=== EXTRACTED RECORDS ===
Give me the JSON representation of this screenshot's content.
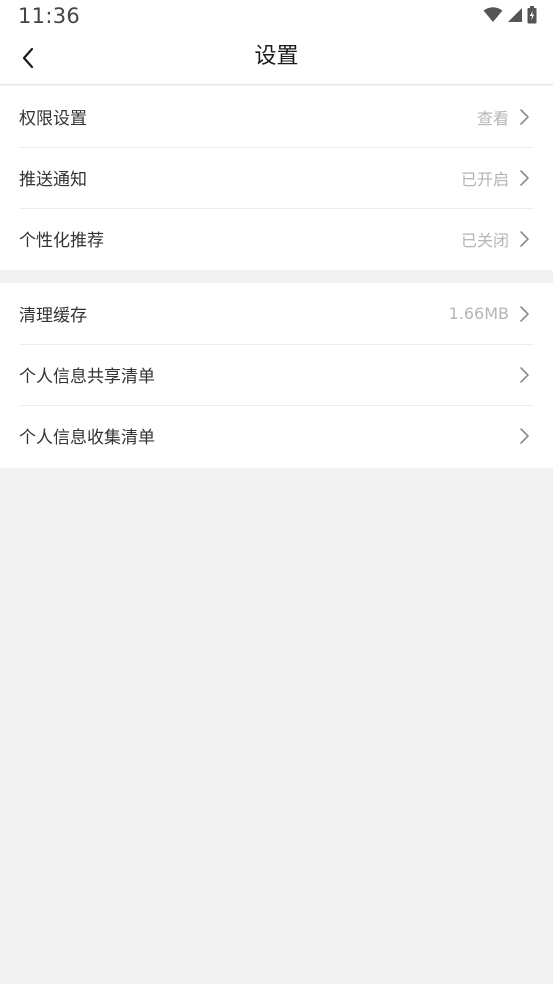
{
  "status_bar": {
    "time": "11:36",
    "icons": [
      "wifi-icon",
      "signal-icon",
      "battery-charging-icon"
    ]
  },
  "header": {
    "title": "设置",
    "back_icon": "chevron-left-icon"
  },
  "sections": [
    {
      "items": [
        {
          "label": "权限设置",
          "value": "查看"
        },
        {
          "label": "推送通知",
          "value": "已开启"
        },
        {
          "label": "个性化推荐",
          "value": "已关闭"
        }
      ]
    },
    {
      "items": [
        {
          "label": "清理缓存",
          "value": "1.66MB"
        },
        {
          "label": "个人信息共享清单",
          "value": ""
        },
        {
          "label": "个人信息收集清单",
          "value": ""
        }
      ]
    }
  ],
  "colors": {
    "background": "#f2f2f2",
    "card": "#ffffff",
    "text_primary": "#333333",
    "text_secondary": "#b5b5b5",
    "divider": "#ededed"
  }
}
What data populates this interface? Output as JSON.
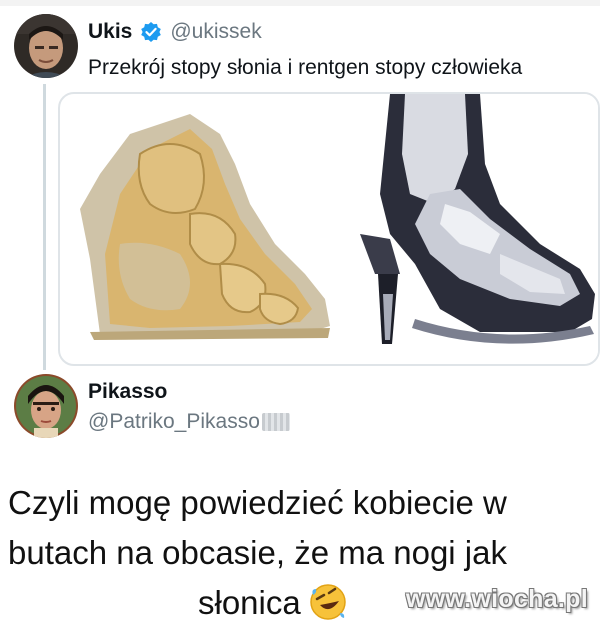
{
  "tweet": {
    "author_name": "Ukis",
    "author_handle": "@ukissek",
    "text": "Przekrój stopy słonia i rentgen stopy człowieka",
    "verified_icon": "verified-badge-icon",
    "media": [
      "elephant-foot-cross-section",
      "human-foot-xray-in-high-heel"
    ]
  },
  "reply": {
    "author_name": "Pikasso",
    "author_handle": "@Patriko_Pikasso"
  },
  "caption": {
    "line1": "Czyli mogę powiedzieć kobiecie w",
    "line2": "butach na obcasie, że ma nogi jak",
    "line3": "słonica",
    "emoji_icon": "rolling-on-floor-laughing-emoji-icon"
  },
  "watermark": "www.wiocha.pl",
  "colors": {
    "verified_blue": "#1d9bf0",
    "handle_gray": "#6b7780",
    "thread_line": "#cfd9de"
  }
}
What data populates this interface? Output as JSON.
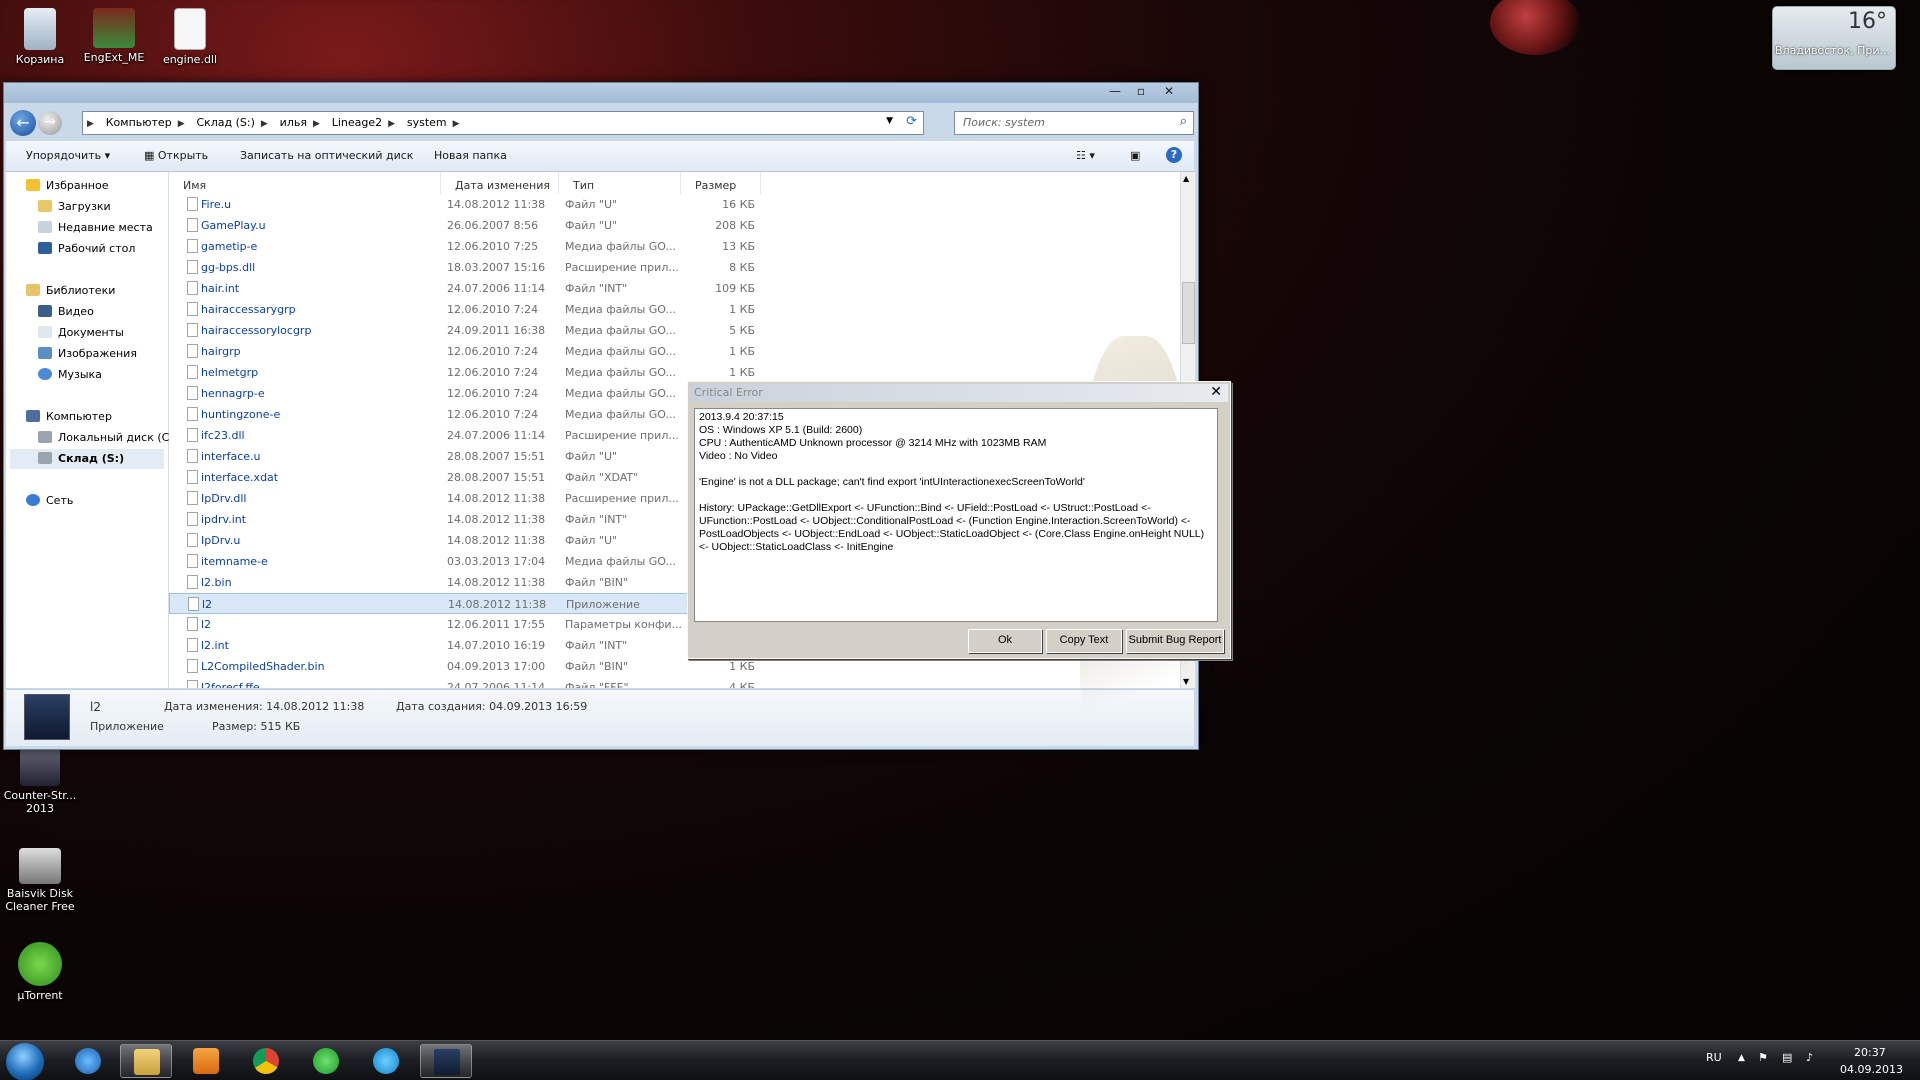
{
  "desktop": {
    "icons": [
      {
        "label": "Корзина"
      },
      {
        "label": "EngExt_ME"
      },
      {
        "label": "engine.dll"
      },
      {
        "label": "Counter-Str... 2013"
      },
      {
        "label": "Baisvik Disk Cleaner Free"
      },
      {
        "label": "µTorrent"
      }
    ],
    "weather": {
      "temp": "16°",
      "city": "Владивосток, При..."
    }
  },
  "explorer": {
    "breadcrumbs": [
      "Компьютер",
      "Склад (S:)",
      "илья",
      "Lineage2",
      "system"
    ],
    "search_placeholder": "Поиск: system",
    "toolbar": {
      "organize": "Упорядочить",
      "open": "Открыть",
      "burn": "Записать на оптический диск",
      "new_folder": "Новая папка"
    },
    "nav": {
      "favorites": "Избранное",
      "downloads": "Загрузки",
      "recent": "Недавние места",
      "desktop": "Рабочий стол",
      "libraries": "Библиотеки",
      "video": "Видео",
      "documents": "Документы",
      "images": "Изображения",
      "music": "Музыка",
      "computer": "Компьютер",
      "local_disk": "Локальный диск (C",
      "storage": "Склад (S:)",
      "network": "Сеть"
    },
    "columns": {
      "name": "Имя",
      "date": "Дата изменения",
      "type": "Тип",
      "size": "Размер"
    },
    "files": [
      {
        "name": "Fire.u",
        "date": "14.08.2012 11:38",
        "type": "Файл \"U\"",
        "size": "16 КБ"
      },
      {
        "name": "GamePlay.u",
        "date": "26.06.2007 8:56",
        "type": "Файл \"U\"",
        "size": "208 КБ"
      },
      {
        "name": "gametip-e",
        "date": "12.06.2010 7:25",
        "type": "Медиа файлы GO...",
        "size": "13 КБ"
      },
      {
        "name": "gg-bps.dll",
        "date": "18.03.2007 15:16",
        "type": "Расширение прил...",
        "size": "8 КБ"
      },
      {
        "name": "hair.int",
        "date": "24.07.2006 11:14",
        "type": "Файл \"INT\"",
        "size": "109 КБ"
      },
      {
        "name": "hairaccessarygrp",
        "date": "12.06.2010 7:24",
        "type": "Медиа файлы GO...",
        "size": "1 КБ"
      },
      {
        "name": "hairaccessorylocgrp",
        "date": "24.09.2011 16:38",
        "type": "Медиа файлы GO...",
        "size": "5 КБ"
      },
      {
        "name": "hairgrp",
        "date": "12.06.2010 7:24",
        "type": "Медиа файлы GO...",
        "size": "1 КБ"
      },
      {
        "name": "helmetgrp",
        "date": "12.06.2010 7:24",
        "type": "Медиа файлы GO...",
        "size": "1 КБ"
      },
      {
        "name": "hennagrp-e",
        "date": "12.06.2010 7:24",
        "type": "Медиа файлы GO...",
        "size": ""
      },
      {
        "name": "huntingzone-e",
        "date": "12.06.2010 7:24",
        "type": "Медиа файлы GO...",
        "size": ""
      },
      {
        "name": "ifc23.dll",
        "date": "24.07.2006 11:14",
        "type": "Расширение прил...",
        "size": ""
      },
      {
        "name": "interface.u",
        "date": "28.08.2007 15:51",
        "type": "Файл \"U\"",
        "size": ""
      },
      {
        "name": "interface.xdat",
        "date": "28.08.2007 15:51",
        "type": "Файл \"XDAT\"",
        "size": ""
      },
      {
        "name": "IpDrv.dll",
        "date": "14.08.2012 11:38",
        "type": "Расширение прил...",
        "size": ""
      },
      {
        "name": "ipdrv.int",
        "date": "14.08.2012 11:38",
        "type": "Файл \"INT\"",
        "size": ""
      },
      {
        "name": "IpDrv.u",
        "date": "14.08.2012 11:38",
        "type": "Файл \"U\"",
        "size": ""
      },
      {
        "name": "itemname-e",
        "date": "03.03.2013 17:04",
        "type": "Медиа файлы GO...",
        "size": ""
      },
      {
        "name": "l2.bin",
        "date": "14.08.2012 11:38",
        "type": "Файл \"BIN\"",
        "size": ""
      },
      {
        "name": "l2",
        "date": "14.08.2012 11:38",
        "type": "Приложение",
        "size": ""
      },
      {
        "name": "l2",
        "date": "12.06.2011 17:55",
        "type": "Параметры конфи...",
        "size": ""
      },
      {
        "name": "l2.int",
        "date": "14.07.2010 16:19",
        "type": "Файл \"INT\"",
        "size": ""
      },
      {
        "name": "L2CompiledShader.bin",
        "date": "04.09.2013 17:00",
        "type": "Файл \"BIN\"",
        "size": "1 КБ"
      },
      {
        "name": "l2forecf.ffe",
        "date": "24.07.2006 11:14",
        "type": "Файл \"FFE\"",
        "size": "4 КБ"
      }
    ],
    "selected_index": 19,
    "details": {
      "name": "l2",
      "type": "Приложение",
      "modified_label": "Дата изменения:",
      "modified": "14.08.2012 11:38",
      "size_label": "Размер:",
      "size": "515 КБ",
      "created_label": "Дата создания:",
      "created": "04.09.2013 16:59"
    }
  },
  "dialog": {
    "title": "Critical Error",
    "lines": [
      "2013.9.4 20:37:15",
      "OS : Windows XP 5.1 (Build: 2600)",
      "CPU : AuthenticAMD Unknown processor @ 3214 MHz with 1023MB RAM",
      "Video : No Video",
      "",
      "'Engine' is not a DLL package; can't find export 'intUInteractionexecScreenToWorld'",
      "",
      "History: UPackage::GetDllExport <- UFunction::Bind <- UField::PostLoad <- UStruct::PostLoad <-",
      "UFunction::PostLoad <- UObject::ConditionalPostLoad <- (Function Engine.Interaction.ScreenToWorld) <-",
      "PostLoadObjects <- UObject::EndLoad <- UObject::StaticLoadObject <- (Core.Class Engine.onHeight NULL)",
      "<- UObject::StaticLoadClass <- InitEngine"
    ],
    "buttons": {
      "ok": "Ok",
      "copy": "Copy Text",
      "report": "Submit Bug Report"
    }
  },
  "taskbar": {
    "lang": "RU",
    "time": "20:37",
    "date": "04.09.2013"
  }
}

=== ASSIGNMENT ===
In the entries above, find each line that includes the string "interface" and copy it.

=== EXERCISE OUTPUT ===
What data populates this interface? Output as JSON.
What data populates this interface? Output as JSON.
        "name": "interface.u",
        "name": "interface.xdat",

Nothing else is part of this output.